• Task statement: In the listing below, every entry should be duplicated exactly.

• Data section:
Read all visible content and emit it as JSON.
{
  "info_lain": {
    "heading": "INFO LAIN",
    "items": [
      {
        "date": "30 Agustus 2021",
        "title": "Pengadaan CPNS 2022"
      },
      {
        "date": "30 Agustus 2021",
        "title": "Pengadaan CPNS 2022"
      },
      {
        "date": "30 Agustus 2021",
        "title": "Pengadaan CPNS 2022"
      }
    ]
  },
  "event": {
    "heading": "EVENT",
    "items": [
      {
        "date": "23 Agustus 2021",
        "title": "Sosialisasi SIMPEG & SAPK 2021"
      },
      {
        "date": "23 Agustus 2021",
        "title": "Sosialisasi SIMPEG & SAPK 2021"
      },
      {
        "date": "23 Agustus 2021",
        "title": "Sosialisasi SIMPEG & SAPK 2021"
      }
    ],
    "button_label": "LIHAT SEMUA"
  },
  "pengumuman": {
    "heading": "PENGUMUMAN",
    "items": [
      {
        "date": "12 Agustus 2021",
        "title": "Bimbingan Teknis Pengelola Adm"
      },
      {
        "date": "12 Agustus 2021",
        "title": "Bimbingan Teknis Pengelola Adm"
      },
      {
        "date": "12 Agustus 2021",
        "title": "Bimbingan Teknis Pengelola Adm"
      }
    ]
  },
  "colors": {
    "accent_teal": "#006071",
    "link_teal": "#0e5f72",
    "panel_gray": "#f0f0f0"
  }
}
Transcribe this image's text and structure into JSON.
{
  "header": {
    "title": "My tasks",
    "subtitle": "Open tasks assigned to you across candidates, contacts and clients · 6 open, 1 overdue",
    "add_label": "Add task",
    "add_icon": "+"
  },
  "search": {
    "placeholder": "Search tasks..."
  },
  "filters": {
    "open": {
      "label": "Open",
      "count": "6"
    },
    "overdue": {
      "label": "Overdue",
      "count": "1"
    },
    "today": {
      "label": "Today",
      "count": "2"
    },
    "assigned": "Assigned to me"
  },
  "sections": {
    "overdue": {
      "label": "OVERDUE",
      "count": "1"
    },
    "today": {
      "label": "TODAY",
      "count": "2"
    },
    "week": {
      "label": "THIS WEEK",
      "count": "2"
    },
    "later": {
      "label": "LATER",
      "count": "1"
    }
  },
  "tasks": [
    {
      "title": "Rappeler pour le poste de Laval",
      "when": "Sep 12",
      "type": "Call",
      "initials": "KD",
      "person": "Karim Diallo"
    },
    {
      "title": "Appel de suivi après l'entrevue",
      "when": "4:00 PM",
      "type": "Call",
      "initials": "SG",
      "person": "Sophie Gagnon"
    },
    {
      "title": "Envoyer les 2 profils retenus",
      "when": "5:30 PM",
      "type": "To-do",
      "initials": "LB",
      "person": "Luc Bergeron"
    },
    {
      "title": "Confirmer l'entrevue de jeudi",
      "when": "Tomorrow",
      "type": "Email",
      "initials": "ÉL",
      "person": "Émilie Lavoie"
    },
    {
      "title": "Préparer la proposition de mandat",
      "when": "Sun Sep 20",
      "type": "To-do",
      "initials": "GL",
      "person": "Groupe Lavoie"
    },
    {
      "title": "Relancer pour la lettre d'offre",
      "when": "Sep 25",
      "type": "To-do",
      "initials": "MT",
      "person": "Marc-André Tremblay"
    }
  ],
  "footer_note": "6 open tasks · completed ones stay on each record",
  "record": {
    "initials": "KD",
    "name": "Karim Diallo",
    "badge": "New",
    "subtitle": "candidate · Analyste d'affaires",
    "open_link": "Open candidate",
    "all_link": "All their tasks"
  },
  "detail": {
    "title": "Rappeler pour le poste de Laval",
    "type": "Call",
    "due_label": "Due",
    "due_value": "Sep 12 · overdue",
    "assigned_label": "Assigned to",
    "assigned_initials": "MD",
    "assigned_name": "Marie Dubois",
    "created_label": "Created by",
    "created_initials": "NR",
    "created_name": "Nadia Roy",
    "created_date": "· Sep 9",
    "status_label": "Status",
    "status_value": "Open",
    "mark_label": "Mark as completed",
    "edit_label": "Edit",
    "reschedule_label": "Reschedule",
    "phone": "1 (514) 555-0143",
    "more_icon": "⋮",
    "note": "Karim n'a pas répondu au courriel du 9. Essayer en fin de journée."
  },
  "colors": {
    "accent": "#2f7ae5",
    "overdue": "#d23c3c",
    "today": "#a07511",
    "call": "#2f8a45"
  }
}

• Answer to this exercise:
Read all visible content and emit it as JSON.
{
  "info_lain": {
    "heading": "INFO LAIN",
    "items": [
      {
        "date": "30 Agustus 2021",
        "title": "Pengadaan CPNS 2022"
      },
      {
        "date": "30 Agustus 2021",
        "title": "Pengadaan CPNS 2022"
      },
      {
        "date": "30 Agustus 2021",
        "title": "Pengadaan CPNS 2022"
      }
    ]
  },
  "event": {
    "heading": "EVENT",
    "items": [
      {
        "date": "23 Agustus 2021",
        "title": "Sosialisasi SIMPEG & SAPK 2021"
      },
      {
        "date": "23 Agustus 2021",
        "title": "Sosialisasi SIMPEG & SAPK 2021"
      },
      {
        "date": "23 Agustus 2021",
        "title": "Sosialisasi SIMPEG & SAPK 2021"
      }
    ],
    "button_label": "LIHAT SEMUA"
  },
  "pengumuman": {
    "heading": "PENGUMUMAN",
    "items": [
      {
        "date": "12 Agustus 2021",
        "title": "Bimbingan Teknis Pengelola Adm"
      },
      {
        "date": "12 Agustus 2021",
        "title": "Bimbingan Teknis Pengelola Adm"
      },
      {
        "date": "12 Agustus 2021",
        "title": "Bimbingan Teknis Pengelola Adm"
      }
    ]
  },
  "colors": {
    "accent_teal": "#006071",
    "link_teal": "#0e5f72",
    "panel_gray": "#f0f0f0"
  }
}
Transcribe this image's text and structure into JSON.
{
  "header": {
    "title": "My tasks",
    "subtitle": "Open tasks assigned to you across candidates, contacts and clients · 6 open, 1 overdue",
    "add_label": "Add task",
    "add_icon": "+"
  },
  "search": {
    "placeholder": "Search tasks..."
  },
  "filters": {
    "open": {
      "label": "Open",
      "count": "6"
    },
    "overdue": {
      "label": "Overdue",
      "count": "1"
    },
    "today": {
      "label": "Today",
      "count": "2"
    },
    "assigned": "Assigned to me"
  },
  "sections": {
    "overdue": {
      "label": "OVERDUE",
      "count": "1"
    },
    "today": {
      "label": "TODAY",
      "count": "2"
    },
    "week": {
      "label": "THIS WEEK",
      "count": "2"
    },
    "later": {
      "label": "LATER",
      "count": "1"
    }
  },
  "tasks": [
    {
      "title": "Rappeler pour le poste de Laval",
      "when": "Sep 12",
      "type": "Call",
      "initials": "KD",
      "person": "Karim Diallo"
    },
    {
      "title": "Appel de suivi après l'entrevue",
      "when": "4:00 PM",
      "type": "Call",
      "initials": "SG",
      "person": "Sophie Gagnon"
    },
    {
      "title": "Envoyer les 2 profils retenus",
      "when": "5:30 PM",
      "type": "To-do",
      "initials": "LB",
      "person": "Luc Bergeron"
    },
    {
      "title": "Confirmer l'entrevue de jeudi",
      "when": "Tomorrow",
      "type": "Email",
      "initials": "ÉL",
      "person": "Émilie Lavoie"
    },
    {
      "title": "Préparer la proposition de mandat",
      "when": "Sun Sep 20",
      "type": "To-do",
      "initials": "GL",
      "person": "Groupe Lavoie"
    },
    {
      "title": "Relancer pour la lettre d'offre",
      "when": "Sep 25",
      "type": "To-do",
      "initials": "MT",
      "person": "Marc-André Tremblay"
    }
  ],
  "footer_note": "6 open tasks · completed ones stay on each record",
  "record": {
    "initials": "KD",
    "name": "Karim Diallo",
    "badge": "New",
    "subtitle": "candidate · Analyste d'affaires",
    "open_link": "Open candidate",
    "all_link": "All their tasks"
  },
  "detail": {
    "title": "Rappeler pour le poste de Laval",
    "type": "Call",
    "due_label": "Due",
    "due_value": "Sep 12 · overdue",
    "assigned_label": "Assigned to",
    "assigned_initials": "MD",
    "assigned_name": "Marie Dubois",
    "created_label": "Created by",
    "created_initials": "NR",
    "created_name": "Nadia Roy",
    "created_date": "· Sep 9",
    "status_label": "Status",
    "status_value": "Open",
    "mark_label": "Mark as completed",
    "edit_label": "Edit",
    "reschedule_label": "Reschedule",
    "phone": "1 (514) 555-0143",
    "more_icon": "⋮",
    "note": "Karim n'a pas répondu au courriel du 9. Essayer en fin de journée."
  },
  "colors": {
    "accent": "#2f7ae5",
    "overdue": "#d23c3c",
    "today": "#a07511",
    "call": "#2f8a45"
  }
}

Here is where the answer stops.